- _EXERCISE GOAL_: Pull out every line below that contains the word "ssid".

(Stored records)

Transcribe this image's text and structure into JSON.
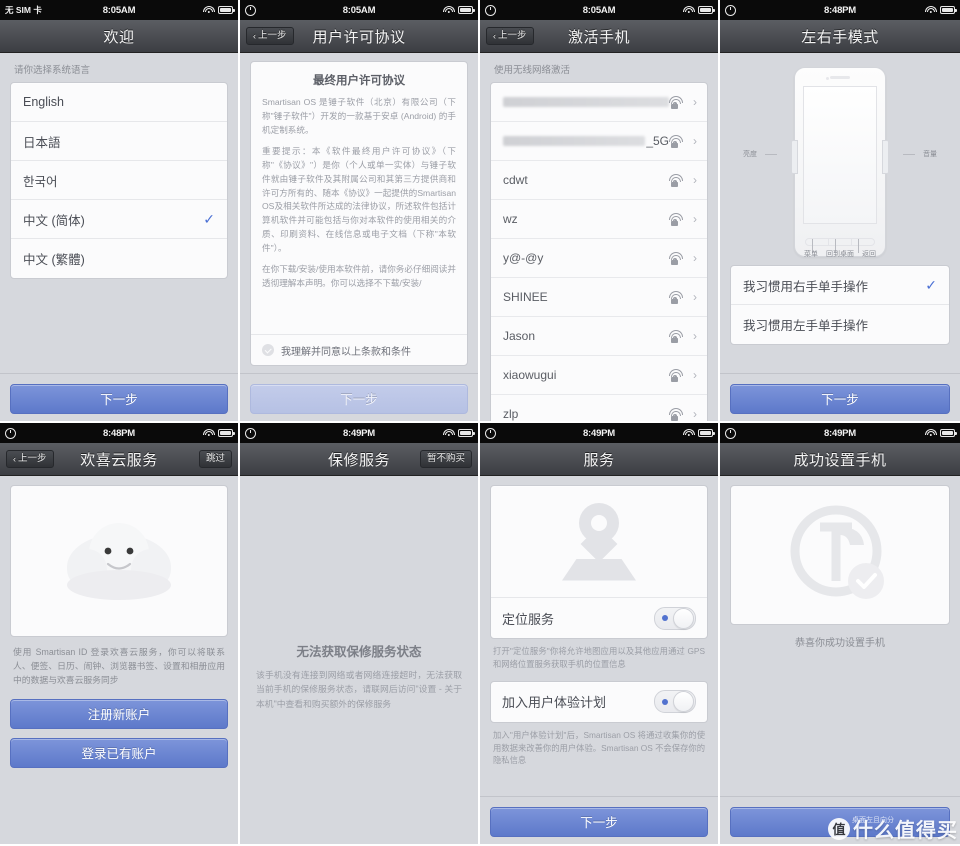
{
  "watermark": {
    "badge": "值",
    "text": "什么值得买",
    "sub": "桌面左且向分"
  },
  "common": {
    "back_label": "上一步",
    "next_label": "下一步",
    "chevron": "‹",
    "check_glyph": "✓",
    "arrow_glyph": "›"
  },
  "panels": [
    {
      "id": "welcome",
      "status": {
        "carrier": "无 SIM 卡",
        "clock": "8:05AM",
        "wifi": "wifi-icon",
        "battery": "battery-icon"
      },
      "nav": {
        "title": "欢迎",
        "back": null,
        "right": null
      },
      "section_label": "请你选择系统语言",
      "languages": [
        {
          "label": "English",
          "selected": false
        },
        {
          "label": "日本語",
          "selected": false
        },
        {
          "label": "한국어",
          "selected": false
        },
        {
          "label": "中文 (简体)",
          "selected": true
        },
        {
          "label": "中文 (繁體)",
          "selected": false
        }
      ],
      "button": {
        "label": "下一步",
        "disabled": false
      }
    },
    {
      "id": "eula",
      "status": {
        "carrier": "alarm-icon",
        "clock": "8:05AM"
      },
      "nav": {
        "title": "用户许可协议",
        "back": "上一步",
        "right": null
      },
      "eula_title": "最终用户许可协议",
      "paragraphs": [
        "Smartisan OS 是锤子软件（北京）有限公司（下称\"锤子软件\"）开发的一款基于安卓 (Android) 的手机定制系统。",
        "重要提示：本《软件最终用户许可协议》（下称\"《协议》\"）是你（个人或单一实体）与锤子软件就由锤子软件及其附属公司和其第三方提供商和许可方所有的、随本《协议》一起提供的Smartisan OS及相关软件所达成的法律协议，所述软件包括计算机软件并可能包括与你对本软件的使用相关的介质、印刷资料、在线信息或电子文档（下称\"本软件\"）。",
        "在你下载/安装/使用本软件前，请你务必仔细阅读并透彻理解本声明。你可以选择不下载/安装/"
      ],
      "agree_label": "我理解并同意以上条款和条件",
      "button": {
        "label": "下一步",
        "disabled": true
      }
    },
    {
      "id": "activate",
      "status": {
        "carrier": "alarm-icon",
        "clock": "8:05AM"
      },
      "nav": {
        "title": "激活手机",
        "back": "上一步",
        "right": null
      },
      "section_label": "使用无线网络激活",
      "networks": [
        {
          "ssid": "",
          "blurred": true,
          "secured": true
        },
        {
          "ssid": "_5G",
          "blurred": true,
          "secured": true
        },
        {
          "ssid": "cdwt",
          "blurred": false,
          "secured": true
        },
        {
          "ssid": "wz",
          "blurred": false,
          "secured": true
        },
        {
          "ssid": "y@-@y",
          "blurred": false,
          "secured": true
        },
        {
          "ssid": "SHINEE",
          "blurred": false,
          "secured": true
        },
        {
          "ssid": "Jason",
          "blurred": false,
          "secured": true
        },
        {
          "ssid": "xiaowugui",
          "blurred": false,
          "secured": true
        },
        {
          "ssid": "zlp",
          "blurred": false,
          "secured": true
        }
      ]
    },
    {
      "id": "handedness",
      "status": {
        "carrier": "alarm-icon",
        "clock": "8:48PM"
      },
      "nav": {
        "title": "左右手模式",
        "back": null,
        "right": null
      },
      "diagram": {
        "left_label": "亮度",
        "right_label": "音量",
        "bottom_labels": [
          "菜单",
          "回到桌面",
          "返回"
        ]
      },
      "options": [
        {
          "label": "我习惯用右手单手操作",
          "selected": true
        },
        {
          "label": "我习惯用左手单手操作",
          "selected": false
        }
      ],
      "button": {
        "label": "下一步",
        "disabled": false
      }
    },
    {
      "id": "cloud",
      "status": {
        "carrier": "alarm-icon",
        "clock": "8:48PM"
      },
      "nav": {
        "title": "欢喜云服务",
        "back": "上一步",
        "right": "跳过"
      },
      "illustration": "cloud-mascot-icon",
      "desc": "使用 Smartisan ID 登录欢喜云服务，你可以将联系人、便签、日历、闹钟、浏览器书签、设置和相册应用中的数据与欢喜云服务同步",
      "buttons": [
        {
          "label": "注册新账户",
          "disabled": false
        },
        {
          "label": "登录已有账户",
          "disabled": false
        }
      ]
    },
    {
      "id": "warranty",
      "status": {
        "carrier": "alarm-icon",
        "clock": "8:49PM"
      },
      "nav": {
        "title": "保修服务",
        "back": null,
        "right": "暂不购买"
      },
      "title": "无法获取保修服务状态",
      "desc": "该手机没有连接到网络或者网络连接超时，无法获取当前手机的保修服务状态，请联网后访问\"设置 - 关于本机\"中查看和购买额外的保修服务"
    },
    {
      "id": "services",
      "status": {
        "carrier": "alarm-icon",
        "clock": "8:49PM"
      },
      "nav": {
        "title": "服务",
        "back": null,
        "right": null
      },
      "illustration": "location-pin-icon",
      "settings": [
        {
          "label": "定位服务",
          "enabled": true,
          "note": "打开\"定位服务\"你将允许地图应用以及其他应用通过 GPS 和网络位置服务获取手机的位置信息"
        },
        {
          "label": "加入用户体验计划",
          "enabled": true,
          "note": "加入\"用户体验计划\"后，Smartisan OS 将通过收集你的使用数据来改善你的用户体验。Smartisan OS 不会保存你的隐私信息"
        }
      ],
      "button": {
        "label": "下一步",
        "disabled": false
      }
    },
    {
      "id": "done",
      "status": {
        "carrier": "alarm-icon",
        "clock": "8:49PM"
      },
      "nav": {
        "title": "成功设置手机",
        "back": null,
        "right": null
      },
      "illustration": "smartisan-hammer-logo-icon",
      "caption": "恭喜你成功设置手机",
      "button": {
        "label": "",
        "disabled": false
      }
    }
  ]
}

- _SOLUTION TO THIS PROBLEM_:
          "ssid": "",
          "ssid": "_5G",
          "ssid": "cdwt",
          "ssid": "wz",
          "ssid": "y@-@y",
          "ssid": "SHINEE",
          "ssid": "Jason",
          "ssid": "xiaowugui",
          "ssid": "zlp",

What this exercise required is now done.